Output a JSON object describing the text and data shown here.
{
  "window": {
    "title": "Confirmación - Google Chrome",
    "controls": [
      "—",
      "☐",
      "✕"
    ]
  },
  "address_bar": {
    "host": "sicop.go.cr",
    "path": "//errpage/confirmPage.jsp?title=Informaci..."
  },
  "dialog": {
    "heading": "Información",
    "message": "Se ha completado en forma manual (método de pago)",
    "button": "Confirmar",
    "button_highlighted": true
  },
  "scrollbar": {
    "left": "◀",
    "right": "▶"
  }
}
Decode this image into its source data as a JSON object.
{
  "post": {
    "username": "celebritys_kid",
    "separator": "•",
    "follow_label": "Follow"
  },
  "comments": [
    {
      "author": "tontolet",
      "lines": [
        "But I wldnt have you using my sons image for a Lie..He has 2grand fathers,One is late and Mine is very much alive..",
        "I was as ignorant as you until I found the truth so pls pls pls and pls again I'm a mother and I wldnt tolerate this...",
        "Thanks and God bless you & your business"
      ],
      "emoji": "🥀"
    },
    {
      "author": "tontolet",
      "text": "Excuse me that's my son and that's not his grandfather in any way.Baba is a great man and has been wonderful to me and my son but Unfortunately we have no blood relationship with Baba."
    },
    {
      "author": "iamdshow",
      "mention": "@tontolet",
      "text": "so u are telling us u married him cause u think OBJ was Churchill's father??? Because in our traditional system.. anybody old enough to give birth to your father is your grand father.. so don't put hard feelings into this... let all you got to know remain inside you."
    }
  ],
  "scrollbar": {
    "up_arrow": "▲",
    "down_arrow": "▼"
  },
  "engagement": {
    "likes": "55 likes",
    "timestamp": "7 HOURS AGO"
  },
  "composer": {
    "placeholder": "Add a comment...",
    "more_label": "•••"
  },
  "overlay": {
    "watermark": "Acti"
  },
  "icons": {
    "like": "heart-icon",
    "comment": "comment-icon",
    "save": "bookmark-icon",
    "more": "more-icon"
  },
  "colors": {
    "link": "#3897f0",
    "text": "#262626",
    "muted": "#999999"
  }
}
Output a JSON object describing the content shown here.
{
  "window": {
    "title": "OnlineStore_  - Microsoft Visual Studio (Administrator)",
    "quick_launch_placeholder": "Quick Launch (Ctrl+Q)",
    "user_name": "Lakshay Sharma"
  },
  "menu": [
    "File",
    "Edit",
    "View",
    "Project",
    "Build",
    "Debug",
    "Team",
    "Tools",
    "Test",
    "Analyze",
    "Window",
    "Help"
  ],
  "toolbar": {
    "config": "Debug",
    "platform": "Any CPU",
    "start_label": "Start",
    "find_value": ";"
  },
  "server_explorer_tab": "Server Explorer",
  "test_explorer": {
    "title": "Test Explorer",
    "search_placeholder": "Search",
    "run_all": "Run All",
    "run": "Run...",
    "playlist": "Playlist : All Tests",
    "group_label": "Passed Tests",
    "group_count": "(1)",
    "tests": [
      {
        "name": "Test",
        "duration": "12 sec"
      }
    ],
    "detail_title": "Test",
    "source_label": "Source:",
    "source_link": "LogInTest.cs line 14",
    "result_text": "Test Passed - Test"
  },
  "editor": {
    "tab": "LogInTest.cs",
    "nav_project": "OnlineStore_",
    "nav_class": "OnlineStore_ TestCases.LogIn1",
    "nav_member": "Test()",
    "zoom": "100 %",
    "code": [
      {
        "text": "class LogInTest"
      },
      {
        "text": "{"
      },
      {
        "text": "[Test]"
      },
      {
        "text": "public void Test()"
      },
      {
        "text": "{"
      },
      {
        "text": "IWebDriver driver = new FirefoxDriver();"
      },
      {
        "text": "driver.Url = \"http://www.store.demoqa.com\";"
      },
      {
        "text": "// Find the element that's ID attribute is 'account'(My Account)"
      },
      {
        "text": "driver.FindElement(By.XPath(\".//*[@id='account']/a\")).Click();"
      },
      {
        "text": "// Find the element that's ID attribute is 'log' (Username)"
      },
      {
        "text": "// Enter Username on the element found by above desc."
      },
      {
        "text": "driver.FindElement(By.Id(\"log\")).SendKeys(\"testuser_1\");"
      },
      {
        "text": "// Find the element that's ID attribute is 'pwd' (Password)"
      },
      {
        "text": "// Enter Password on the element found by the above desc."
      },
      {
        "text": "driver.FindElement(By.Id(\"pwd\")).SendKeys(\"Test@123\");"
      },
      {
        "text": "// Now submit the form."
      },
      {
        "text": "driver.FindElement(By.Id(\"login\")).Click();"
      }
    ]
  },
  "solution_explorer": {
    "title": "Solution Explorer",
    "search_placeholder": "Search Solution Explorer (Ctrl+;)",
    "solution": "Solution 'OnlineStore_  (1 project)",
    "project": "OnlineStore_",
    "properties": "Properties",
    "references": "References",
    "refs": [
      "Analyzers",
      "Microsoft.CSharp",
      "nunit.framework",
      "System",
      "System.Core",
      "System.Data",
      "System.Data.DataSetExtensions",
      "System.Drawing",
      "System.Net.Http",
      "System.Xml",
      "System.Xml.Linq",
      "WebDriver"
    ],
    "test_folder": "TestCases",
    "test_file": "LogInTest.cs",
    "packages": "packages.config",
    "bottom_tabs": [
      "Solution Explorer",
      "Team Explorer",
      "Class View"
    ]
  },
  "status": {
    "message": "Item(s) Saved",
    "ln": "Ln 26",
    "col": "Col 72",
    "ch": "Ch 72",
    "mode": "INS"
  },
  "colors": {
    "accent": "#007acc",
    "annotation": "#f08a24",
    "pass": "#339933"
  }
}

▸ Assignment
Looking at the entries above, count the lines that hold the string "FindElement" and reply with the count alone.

▸ Finished task
4